Scott G. Winterton, Deseret News
Utah Governor Gary Herbert signs a package of Immigration bills Tuesday, March 15, 2011 in the Gold room of the State Capitol.
They sued more to make a political statement than a matter of practicality. —Rep. Stephen Sandstrom, R-Orem

SALT LAKE CITY — Less than a year after Utah's immigration enforcement bill was signed into law in a formal ceremony in the state Capitol, a federal judge will decide whether to block HB497 from becoming law.

On Friday morning, U.S. District Judge Clark Waddoups is scheduled to hear arguments on a motion to keep HB497 from taking effect.

Attorneys representing the Department of Justice and a coalition of civil rights organizations have argued in court documents that the law is unconstitutional because it usurps the federal government's authority to set immigration policy.

Meanwhile, attorneys for the state of Utah have maintained the law is markedly different from other states' immigration laws that have been challenged by the federal government and HB497 should be allowed to go into effect.

Waddoups has also received requests from parties that have filed "friend of the court" briefs that want to address the court.

"We're eager to have this day arrive," said Karen McCreary, executive director of the ACLU of Utah.

"We've really been looking to have this opportunity to put forth the arguments we've been saying and writing about this kind of legislation."

Rep. Stephen Sandstrom, R-Orem, sponsor of HB497, said he plans to attend Friday's hearing.

"I think our law is completely different from other states" that have been challenged by the Department of Justice. "I actually do feel that we'll prevail in court."

Sandstrom said the Obama administration's decision to challenge Utah's law is "unfortunate."

When he and other Utah leaders met with DOJ officials in the fall, Justice Department lawyers said Utah's law was "the most reasonable, most measured approach they had seen of any of the enforcement bills to come out of the states." A few weeks later, the DOJ intervened in the lawsuit, originally filed as Utah Coalition of La Raza v. Herbert.

"They sued more to make a political statement than a matter of practicality," Sandstrom said.

Utah's law is unique from other states' immigration enforcement laws in the respect that it creates no mandates of the federal government.

Sandstrom said HB497 seeks joint efforts between the federal government and state of Utah to enforce existing federal immigration law, no different than the state working with federal agencies to enforce Drug Enforcement Administration laws or to police Internet pornography.

"It's a cooperative effort.

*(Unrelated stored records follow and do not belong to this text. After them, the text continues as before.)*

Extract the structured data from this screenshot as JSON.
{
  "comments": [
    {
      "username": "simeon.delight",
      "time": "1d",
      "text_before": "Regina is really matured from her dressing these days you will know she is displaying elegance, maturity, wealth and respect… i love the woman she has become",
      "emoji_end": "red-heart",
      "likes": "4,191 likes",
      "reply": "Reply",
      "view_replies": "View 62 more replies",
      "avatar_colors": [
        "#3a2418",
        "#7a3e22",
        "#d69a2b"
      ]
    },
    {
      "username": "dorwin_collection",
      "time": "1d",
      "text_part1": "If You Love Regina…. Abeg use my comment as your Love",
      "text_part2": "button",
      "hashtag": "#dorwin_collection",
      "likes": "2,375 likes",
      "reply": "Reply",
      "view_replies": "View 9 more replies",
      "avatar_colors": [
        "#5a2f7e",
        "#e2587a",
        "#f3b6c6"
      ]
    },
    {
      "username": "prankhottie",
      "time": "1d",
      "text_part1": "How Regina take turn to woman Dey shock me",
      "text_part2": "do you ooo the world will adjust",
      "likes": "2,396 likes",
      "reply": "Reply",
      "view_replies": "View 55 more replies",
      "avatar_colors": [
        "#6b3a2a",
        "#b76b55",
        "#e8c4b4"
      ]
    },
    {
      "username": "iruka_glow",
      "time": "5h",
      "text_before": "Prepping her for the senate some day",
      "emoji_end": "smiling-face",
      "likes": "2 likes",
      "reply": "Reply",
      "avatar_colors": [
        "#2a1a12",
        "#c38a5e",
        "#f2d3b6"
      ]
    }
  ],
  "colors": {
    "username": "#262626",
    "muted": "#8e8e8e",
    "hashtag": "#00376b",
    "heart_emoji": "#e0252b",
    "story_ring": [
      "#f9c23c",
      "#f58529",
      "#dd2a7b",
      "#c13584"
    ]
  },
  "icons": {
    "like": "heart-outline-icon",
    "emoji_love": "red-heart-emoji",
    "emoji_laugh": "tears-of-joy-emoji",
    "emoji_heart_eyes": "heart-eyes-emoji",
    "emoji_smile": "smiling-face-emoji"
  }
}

That's why it's completely different than what any other state did," he said.

The class-action lawsuit filed by civil rights attorneys in May claims HB497 is unconstitutional and invites racial profiling.

The DOJ, which intervened in the lawsuit in November, has further argued that enforcing the law would inflict "irreparable injury on the United States' ability to manage foreign policy."

The Utah Attorney General's Office, in its response to the DOJ's motion for seeking preliminary injunction of the law, said concerns about a state's law on international policy "are purely speculative and legally irrelevant."

Moreover, Utah's law passes constitutional muster, state attorneys have maintained.

HB497 reflects the state's attempt to "undertake its supporting role in the fight against illegal immigration, within the parameters set by Congress in those statutes. Contrary to the United States' arguments, HB497 does not conflict with Congress' mandate but is entirely consistent with it," state attorneys wrote.

HB497 was passed during the 2011 Legislature session and signed into law in March. The law requires police to verify the immigration status of people arrested for felonies and class A misdemeanors as well as those booked into jail on class B and class C misdemeanors. It also says officers may attempt to verify the status of someone detained for class B and class C misdemeanors.